Without the trains, the Pittsburg Terminal Project would now take oil from ships and a pipeline from the Central Valley and store it for later processing by refineries in Martinez, Benicia, Rodeo and Richmond.
Pamela Aranz of Antioch, representing the group Global Community Monitor, was one of several speakers who criticized the WesPac proposal as a dinosaur — old-fashioned, with increasingly outmoded technology. Others said the oil terminal would be at cross purposes with a nicely developing downtown area. Developing wind and/or solar power on that land, Aranz and others said, would make better sense.
Plans for the Pittsburg Terminal Project, first proposed in 2011, had been dormant for the past year, after local groups like Pittsburg Defense Council had protested the prospect of trains carrying volatile Bakken crude oil rolling in to the city. Communities across the United States — including Pittsburg, Richmond and Berkeley — have come out in opposed to crude by rail shipments through their cities after several high-profile derailments, including one in Lac Mégantic, Quebec, in 2013 killed 47 people and destroyed part of that city.
The new environmental report, to be paid for by WesPac, will replace an earlier one that was criticized in 2014 by the state Attorney General’s office because it did not suitably analyze air pollution impacts, address the risks of accidents involving storing and moving oil, consider the project’s climate change impacts, and consider a “reasonable range of alternatives” that could reduce impacts. WesPac officials said they dropped inbound crude oil shipments by rail from their plans for several reasons, including public sentiment against it, an unstable regulatory environment surrounding those shipments, and drops in crude oil prices that have made such shipments less economically viable.

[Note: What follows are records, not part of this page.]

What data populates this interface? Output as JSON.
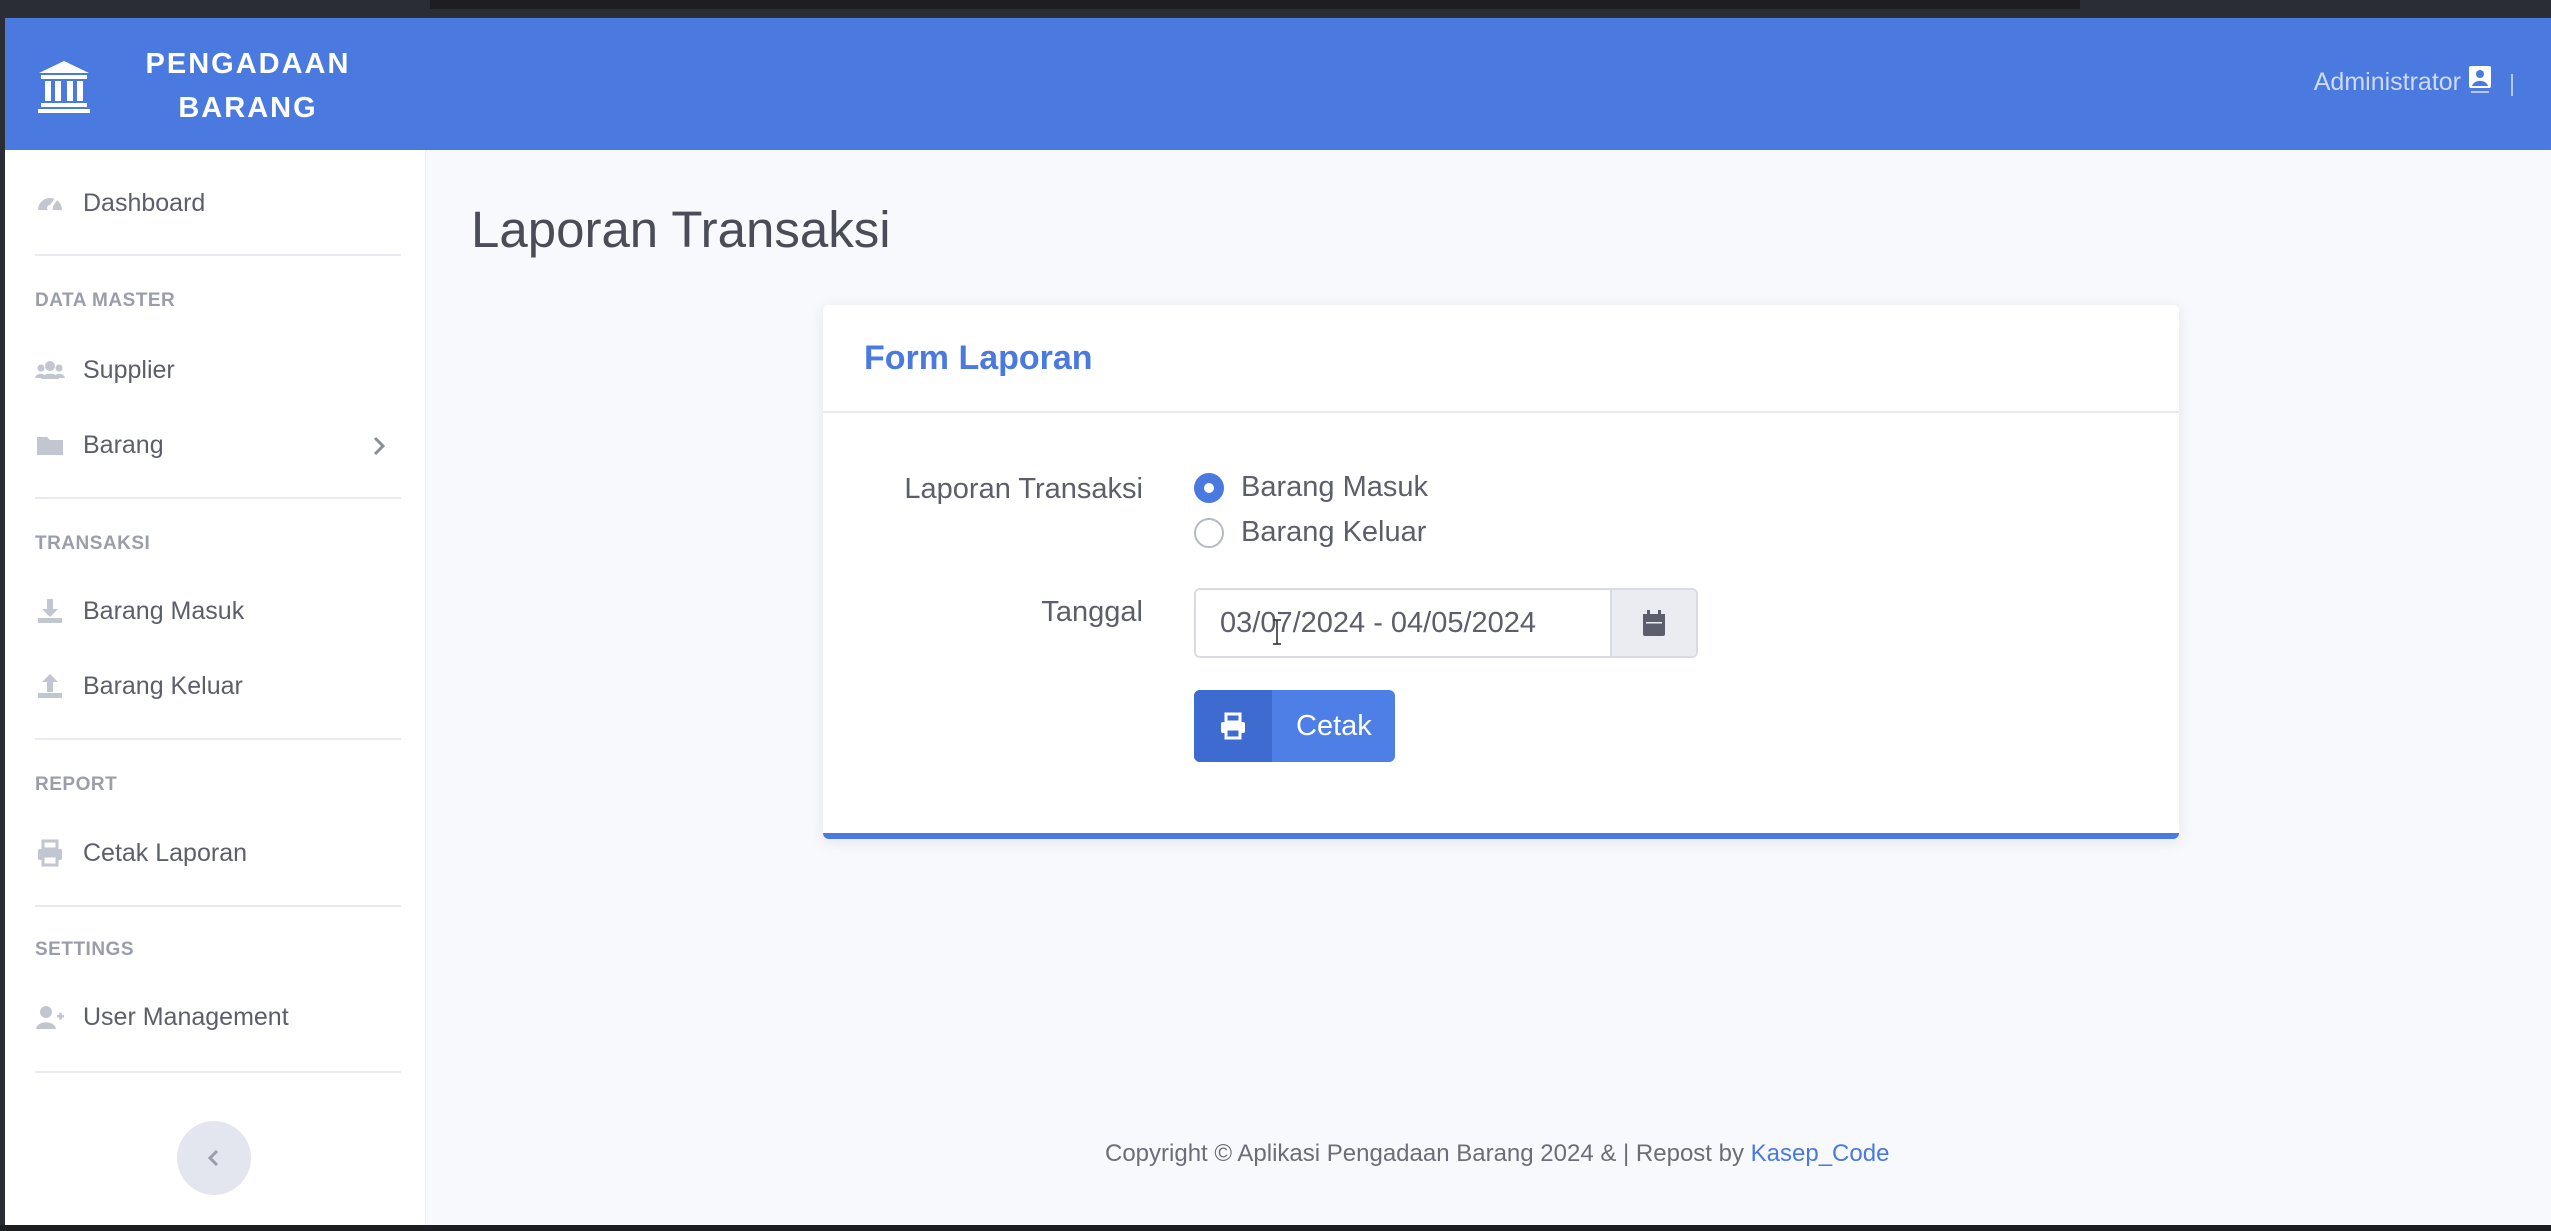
{
  "header": {
    "brand": "PENGADAAN BARANG",
    "brand_icon": "bank-icon",
    "user_name": "Administrator",
    "user_icon": "user-avatar-icon"
  },
  "sidebar": {
    "dashboard": {
      "label": "Dashboard",
      "icon": "tachometer-icon"
    },
    "sections": {
      "data_master": "DATA MASTER",
      "transaksi": "TRANSAKSI",
      "report": "REPORT",
      "settings": "SETTINGS"
    },
    "items": {
      "supplier": {
        "label": "Supplier",
        "icon": "users-icon"
      },
      "barang": {
        "label": "Barang",
        "icon": "folder-icon"
      },
      "barang_masuk": {
        "label": "Barang Masuk",
        "icon": "download-icon"
      },
      "barang_keluar": {
        "label": "Barang Keluar",
        "icon": "upload-icon"
      },
      "cetak_laporan": {
        "label": "Cetak Laporan",
        "icon": "print-icon"
      },
      "user_management": {
        "label": "User Management",
        "icon": "user-plus-icon"
      }
    }
  },
  "main": {
    "page_title": "Laporan Transaksi",
    "card": {
      "title": "Form Laporan",
      "laporan_label": "Laporan Transaksi",
      "options": [
        {
          "label": "Barang Masuk",
          "checked": true
        },
        {
          "label": "Barang Keluar",
          "checked": false
        }
      ],
      "tanggal_label": "Tanggal",
      "date_range_value": "03/07/2024 - 04/05/2024",
      "cetak_label": "Cetak"
    }
  },
  "footer": {
    "text": "Copyright © Aplikasi Pengadaan Barang 2024 & | Repost by ",
    "link": "Kasep_Code"
  },
  "colors": {
    "primary": "#4a79df",
    "background": "#f8f9fc"
  }
}
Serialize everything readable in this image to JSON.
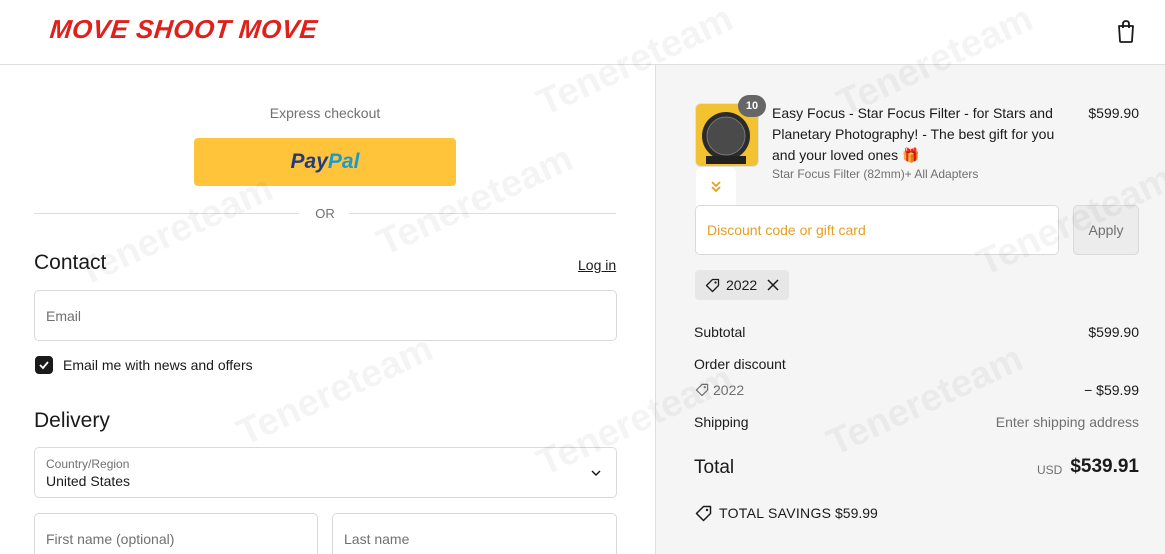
{
  "header": {
    "logo_text": "MOVE SHOOT MOVE",
    "cart_icon": "shopping-bag-icon"
  },
  "express": {
    "label": "Express checkout",
    "paypal_part1": "Pay",
    "paypal_part2": "Pal",
    "divider_text": "OR"
  },
  "contact": {
    "title": "Contact",
    "login_link": "Log in",
    "email_placeholder": "Email",
    "newsletter_label": "Email me with news and offers",
    "newsletter_checked": true
  },
  "delivery": {
    "title": "Delivery",
    "country_label": "Country/Region",
    "country_value": "United States",
    "first_name_placeholder": "First name (optional)",
    "last_name_placeholder": "Last name"
  },
  "summary": {
    "product": {
      "quantity": "10",
      "title": "Easy Focus - Star Focus Filter - for Stars and Planetary Photography! - The best gift for you and your loved ones 🎁",
      "variant": "Star Focus Filter (82mm)+ All Adapters",
      "price": "$599.90"
    },
    "discount_placeholder": "Discount code or gift card",
    "apply_label": "Apply",
    "applied_code": "2022",
    "subtotal_label": "Subtotal",
    "subtotal_value": "$599.90",
    "order_discount_label": "Order discount",
    "discount_code": "2022",
    "discount_value": "− $59.99",
    "shipping_label": "Shipping",
    "shipping_value": "Enter shipping address",
    "total_label": "Total",
    "total_currency": "USD",
    "total_value": "$539.91",
    "savings_label": "TOTAL SAVINGS",
    "savings_value": "$59.99"
  },
  "watermark": "Tenereteam",
  "colors": {
    "brand_red": "#e0201b",
    "paypal_yellow": "#ffc439",
    "discount_orange": "#e6a020"
  }
}
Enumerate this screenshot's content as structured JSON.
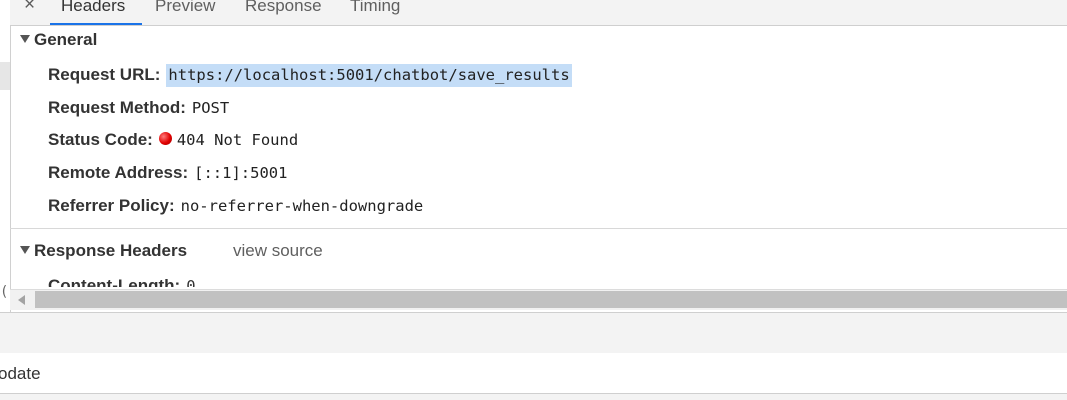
{
  "tabs": {
    "close": "×",
    "items": [
      {
        "label": "Headers",
        "active": true
      },
      {
        "label": "Preview",
        "active": false
      },
      {
        "label": "Response",
        "active": false
      },
      {
        "label": "Timing",
        "active": false
      }
    ]
  },
  "general": {
    "title": "General",
    "rows": [
      {
        "key": "Request URL:",
        "value": "https://localhost:5001/chatbot/save_results"
      },
      {
        "key": "Request Method:",
        "value": "POST"
      },
      {
        "key": "Status Code:",
        "value": "404 Not Found"
      },
      {
        "key": "Remote Address:",
        "value": "[::1]:5001"
      },
      {
        "key": "Referrer Policy:",
        "value": "no-referrer-when-downgrade"
      }
    ]
  },
  "response_headers": {
    "title": "Response Headers",
    "view_source": "view source",
    "partial_row": {
      "key": "Content-Length:",
      "value": "0"
    }
  },
  "gutter_char": "(",
  "bottom_text": "odate",
  "colors": {
    "accent": "#1a73e8",
    "url_selection": "#c4ddf7",
    "status_error": "#e00000"
  }
}
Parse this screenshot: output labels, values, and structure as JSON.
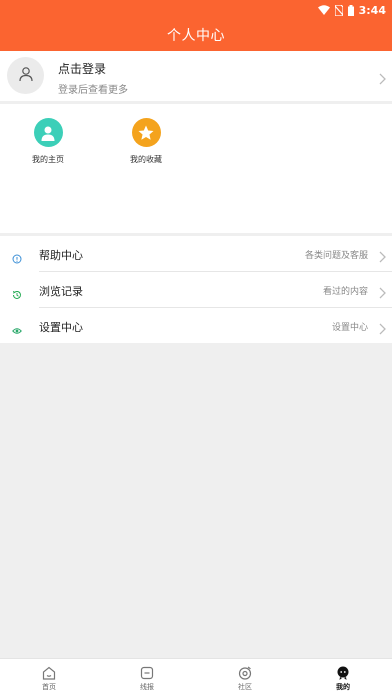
{
  "status_bar": {
    "time": "3:44",
    "icons": [
      "wifi-icon",
      "no-sim-icon",
      "battery-icon"
    ]
  },
  "header": {
    "title": "个人中心",
    "background": "#fb6430"
  },
  "login": {
    "title": "点击登录",
    "subtitle": "登录后查看更多",
    "avatar_icon": "user-icon"
  },
  "shortcuts": [
    {
      "label": "我的主页",
      "icon": "person-icon",
      "color": "#3ccfb8"
    },
    {
      "label": "我的收藏",
      "icon": "star-icon",
      "color": "#f4a31d"
    }
  ],
  "menu": [
    {
      "label": "帮助中心",
      "right_text": "各类问题及客服",
      "icon": "question-icon",
      "icon_color": "#3b8fd6"
    },
    {
      "label": "浏览记录",
      "right_text": "看过的内容",
      "icon": "history-icon",
      "icon_color": "#1fa84f"
    },
    {
      "label": "设置中心",
      "right_text": "设置中心",
      "icon": "settings-icon",
      "icon_color": "#2aa86a"
    }
  ],
  "tabs": [
    {
      "label": "首页",
      "icon": "home-icon",
      "active": false
    },
    {
      "label": "线报",
      "icon": "news-icon",
      "active": false
    },
    {
      "label": "社区",
      "icon": "community-icon",
      "active": false
    },
    {
      "label": "我的",
      "icon": "profile-icon",
      "active": true
    }
  ]
}
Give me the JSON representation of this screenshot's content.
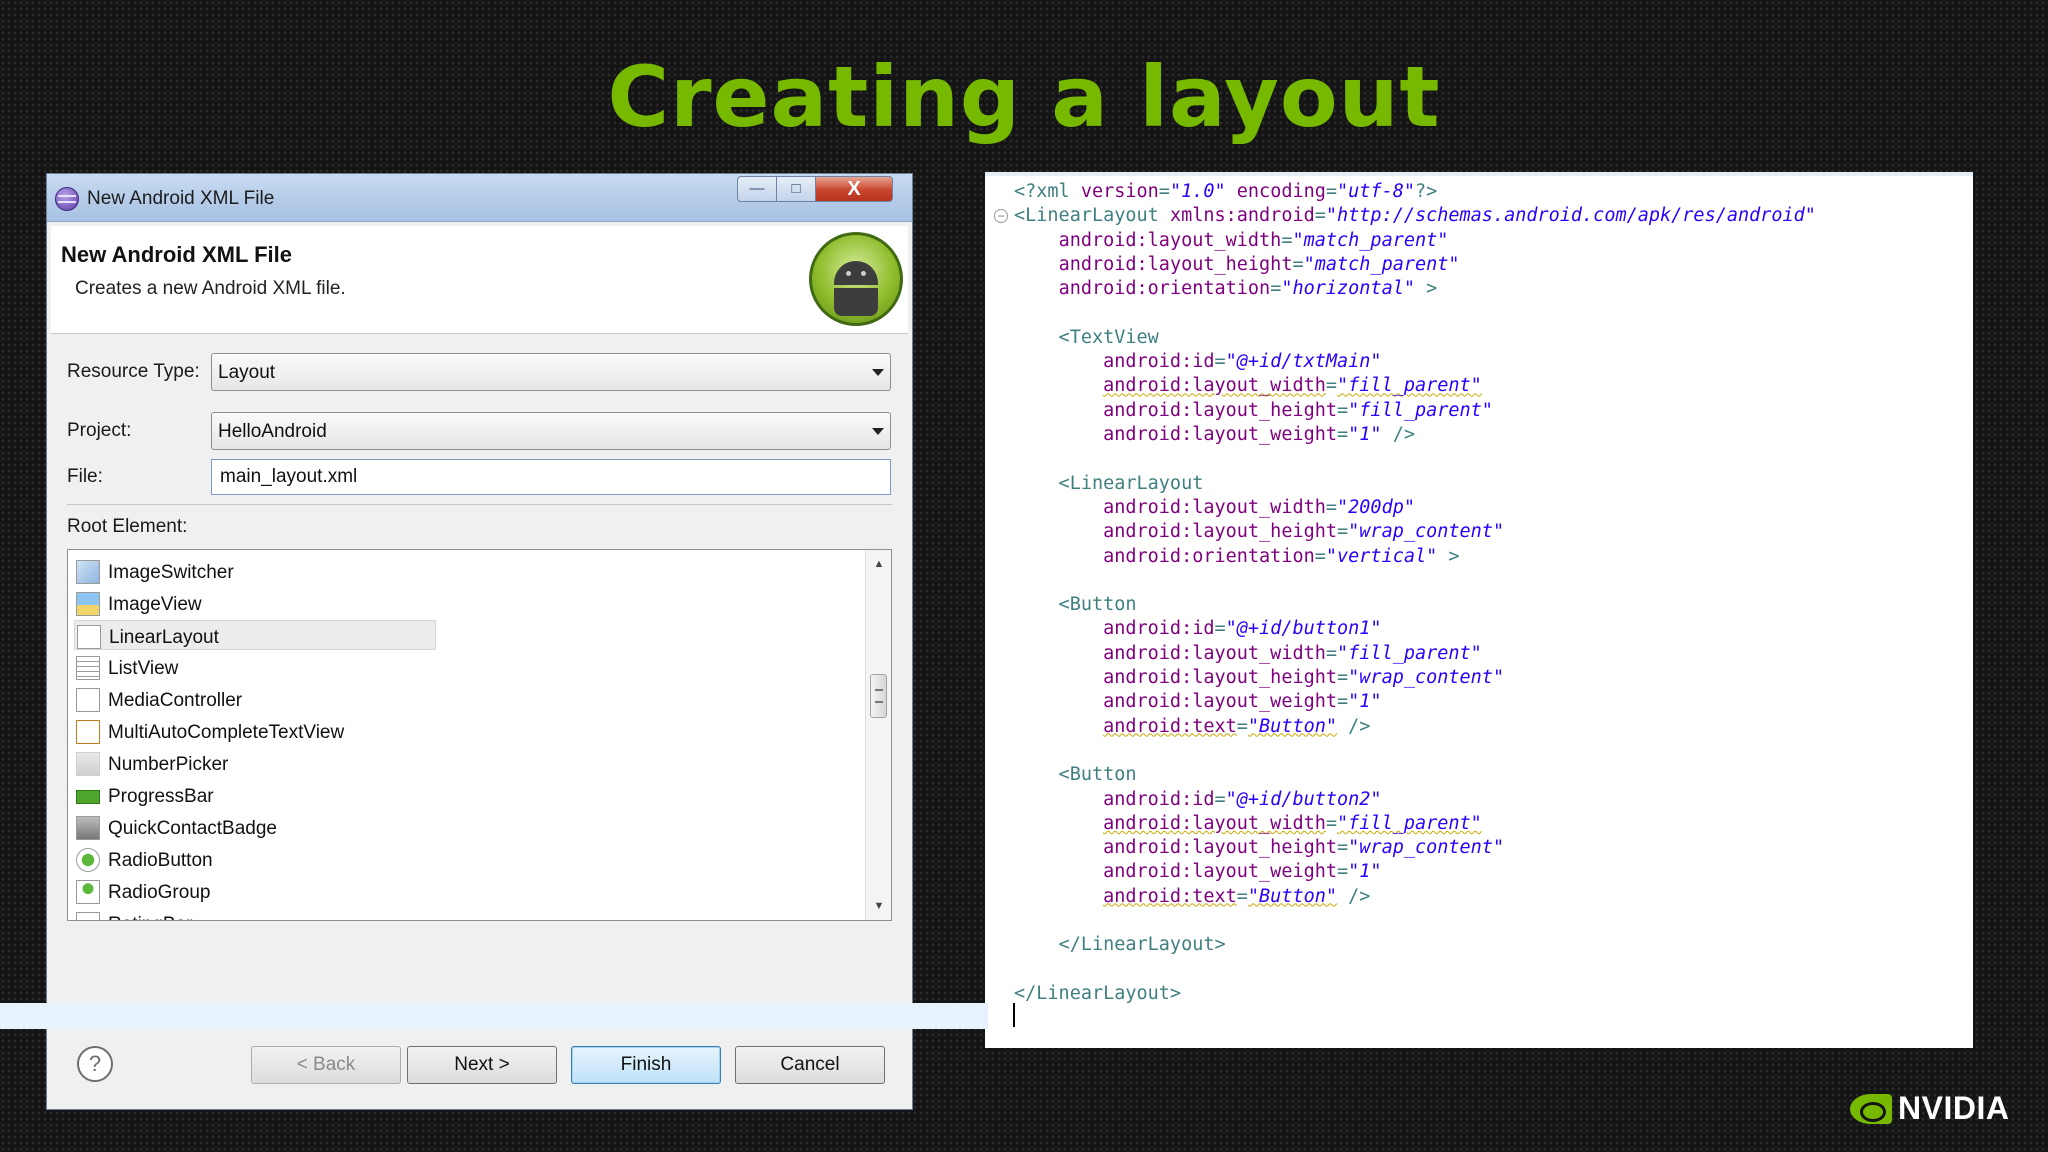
{
  "slide": {
    "title": "Creating a layout"
  },
  "dialog": {
    "window_title": "New Android XML File",
    "header_title": "New Android XML File",
    "header_description": "Creates a new Android XML file.",
    "window_buttons": {
      "minimize": "—",
      "maximize": "□",
      "close": "X"
    },
    "resource_type": {
      "label": "Resource Type:",
      "value": "Layout"
    },
    "project": {
      "label": "Project:",
      "value": "HelloAndroid"
    },
    "file": {
      "label": "File:",
      "value": "main_layout.xml"
    },
    "root_element": {
      "label": "Root Element:",
      "selected": "LinearLayout",
      "items": [
        {
          "label": "ImageSwitcher",
          "icon": "image-switcher-icon"
        },
        {
          "label": "ImageView",
          "icon": "image-view-icon"
        },
        {
          "label": "LinearLayout",
          "icon": "linear-layout-icon"
        },
        {
          "label": "ListView",
          "icon": "list-view-icon"
        },
        {
          "label": "MediaController",
          "icon": "media-controller-icon"
        },
        {
          "label": "MultiAutoCompleteTextView",
          "icon": "multi-autocomplete-icon"
        },
        {
          "label": "NumberPicker",
          "icon": "number-picker-icon"
        },
        {
          "label": "ProgressBar",
          "icon": "progress-bar-icon"
        },
        {
          "label": "QuickContactBadge",
          "icon": "quick-contact-badge-icon"
        },
        {
          "label": "RadioButton",
          "icon": "radio-button-icon"
        },
        {
          "label": "RadioGroup",
          "icon": "radio-group-icon"
        },
        {
          "label": "RatingBar",
          "icon": "rating-bar-icon"
        }
      ]
    },
    "buttons": {
      "back": "< Back",
      "next": "Next >",
      "finish": "Finish",
      "cancel": "Cancel",
      "help": "?"
    }
  },
  "code": {
    "lines": [
      "<?xml version=\"1.0\" encoding=\"utf-8\"?>",
      "<LinearLayout xmlns:android=\"http://schemas.android.com/apk/res/android\"",
      "    android:layout_width=\"match_parent\"",
      "    android:layout_height=\"match_parent\"",
      "    android:orientation=\"horizontal\" >",
      "",
      "    <TextView",
      "        android:id=\"@+id/txtMain\"",
      "        android:layout_width=\"fill_parent\"",
      "        android:layout_height=\"fill_parent\"",
      "        android:layout_weight=\"1\" />",
      "",
      "    <LinearLayout",
      "        android:layout_width=\"200dp\"",
      "        android:layout_height=\"wrap_content\"",
      "        android:orientation=\"vertical\" >",
      "",
      "    <Button",
      "        android:id=\"@+id/button1\"",
      "        android:layout_width=\"fill_parent\"",
      "        android:layout_height=\"wrap_content\"",
      "        android:layout_weight=\"1\"",
      "        android:text=\"Button\" />",
      "",
      "    <Button",
      "        android:id=\"@+id/button2\"",
      "        android:layout_width=\"fill_parent\"",
      "        android:layout_height=\"wrap_content\"",
      "        android:layout_weight=\"1\"",
      "        android:text=\"Button\" />",
      "",
      "    </LinearLayout>",
      "",
      "</LinearLayout>"
    ],
    "warning_lines": [
      8,
      22,
      26,
      29
    ]
  },
  "brand": {
    "name": "NVIDIA",
    "accent_color": "#76b900"
  }
}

If the needed approvals come at a typical pace, renovation work at the old PG&E tanks could begin in early 2016, and likely would take between 18 and 24 months.
Representatives from several area labor union locals supported moving ahead with the environmental study. Some said Monday night they wanted the jobs, both to rebuild the terminal and to operate it. Others said they favored the environmental process determining whether the terminal would be a safe place for union workers to be.
That, Evola said, is one benefit of continuing the process. “We want to be overly transparent,” he said.
That is fine with Lisa Graham and other members of Pittsburg Defense Council.
“We’ll be shining a bright spotlight on the project in the coming months,” she said.